Northerly Island transforms a man-made peninsula on Chicago’s lakefront into a 91-acre living ecosystem, a public park only twenty-first century knowledge could build.
The design embraces the island’s artificiality and uses the occasion to construct a topography and landscape that will encourage wildlife to occupy it—over time, creating an amplified, biodiverse ecology whose various habitats and architectural features offer people multiple ways to engage directly with nature without leaving the city.
Studio Gang’s design for Northerly Island was developed as part of a comprehensive framework plan in collaboration with the US Army Corp of Engineers and JJR Smith Group. The framework plan envisions a series of environmental enhancements, ultimately resulting in the creation of a lagoon formed by a constructed reef that serves as fish-spawning habitat and also works to calm wave activity, as well as various architectural features.
The wetland and savanna on the southern end of the island will continue to mature and are already attracting birds and fish as well as other native species. Visitors can walk and bike along a looping path and enjoy activities like birdwatching and camping. Subsequent phases of the plan call for a new waterfront boardwalk and amenities with opportunities to kayak and scuba dive, among other activities.
At the north end of the island, near the Museum Campus, the framework plan envisions an outdoor music amphitheater that is integrated into the landscape, potentially one of many new cultural offerings.

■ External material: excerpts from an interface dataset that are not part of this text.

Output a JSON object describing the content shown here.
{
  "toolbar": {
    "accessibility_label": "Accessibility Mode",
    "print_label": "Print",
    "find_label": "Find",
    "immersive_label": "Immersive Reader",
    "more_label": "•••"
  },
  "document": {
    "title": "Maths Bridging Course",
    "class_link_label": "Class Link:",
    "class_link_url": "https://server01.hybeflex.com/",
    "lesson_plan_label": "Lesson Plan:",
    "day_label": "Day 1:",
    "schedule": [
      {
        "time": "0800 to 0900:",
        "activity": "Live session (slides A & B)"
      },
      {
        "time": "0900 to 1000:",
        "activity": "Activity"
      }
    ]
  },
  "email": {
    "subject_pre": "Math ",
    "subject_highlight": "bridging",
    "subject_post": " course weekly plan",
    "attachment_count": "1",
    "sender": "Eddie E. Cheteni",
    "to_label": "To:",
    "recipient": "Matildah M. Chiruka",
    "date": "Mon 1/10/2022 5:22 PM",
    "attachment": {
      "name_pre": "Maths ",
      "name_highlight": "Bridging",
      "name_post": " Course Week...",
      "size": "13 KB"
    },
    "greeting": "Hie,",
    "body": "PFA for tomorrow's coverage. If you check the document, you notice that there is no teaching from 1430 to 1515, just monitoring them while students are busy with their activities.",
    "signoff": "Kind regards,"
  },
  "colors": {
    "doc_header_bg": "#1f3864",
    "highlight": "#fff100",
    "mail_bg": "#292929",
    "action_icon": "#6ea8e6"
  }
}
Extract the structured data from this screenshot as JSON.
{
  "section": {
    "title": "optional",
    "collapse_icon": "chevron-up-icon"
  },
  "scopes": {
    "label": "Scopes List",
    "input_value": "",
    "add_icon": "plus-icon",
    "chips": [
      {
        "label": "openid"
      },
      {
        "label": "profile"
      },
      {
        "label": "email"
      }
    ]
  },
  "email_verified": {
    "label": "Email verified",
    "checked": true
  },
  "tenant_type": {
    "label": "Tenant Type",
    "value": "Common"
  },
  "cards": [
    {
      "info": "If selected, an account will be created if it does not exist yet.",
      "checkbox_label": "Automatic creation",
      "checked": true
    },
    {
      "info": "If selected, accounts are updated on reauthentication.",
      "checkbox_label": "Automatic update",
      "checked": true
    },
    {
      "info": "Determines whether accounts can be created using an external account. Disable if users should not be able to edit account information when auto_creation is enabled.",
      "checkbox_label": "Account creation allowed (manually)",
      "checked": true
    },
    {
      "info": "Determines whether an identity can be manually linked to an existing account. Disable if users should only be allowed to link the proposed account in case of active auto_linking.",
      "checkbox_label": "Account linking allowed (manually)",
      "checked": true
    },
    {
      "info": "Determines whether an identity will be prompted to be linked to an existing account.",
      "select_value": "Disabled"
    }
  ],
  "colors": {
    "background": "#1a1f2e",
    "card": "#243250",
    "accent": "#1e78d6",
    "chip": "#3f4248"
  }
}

Habitat restoration of the southernmost 40-acres began in the fall of 2012. The southern end of the island was opened to the public in September 2015.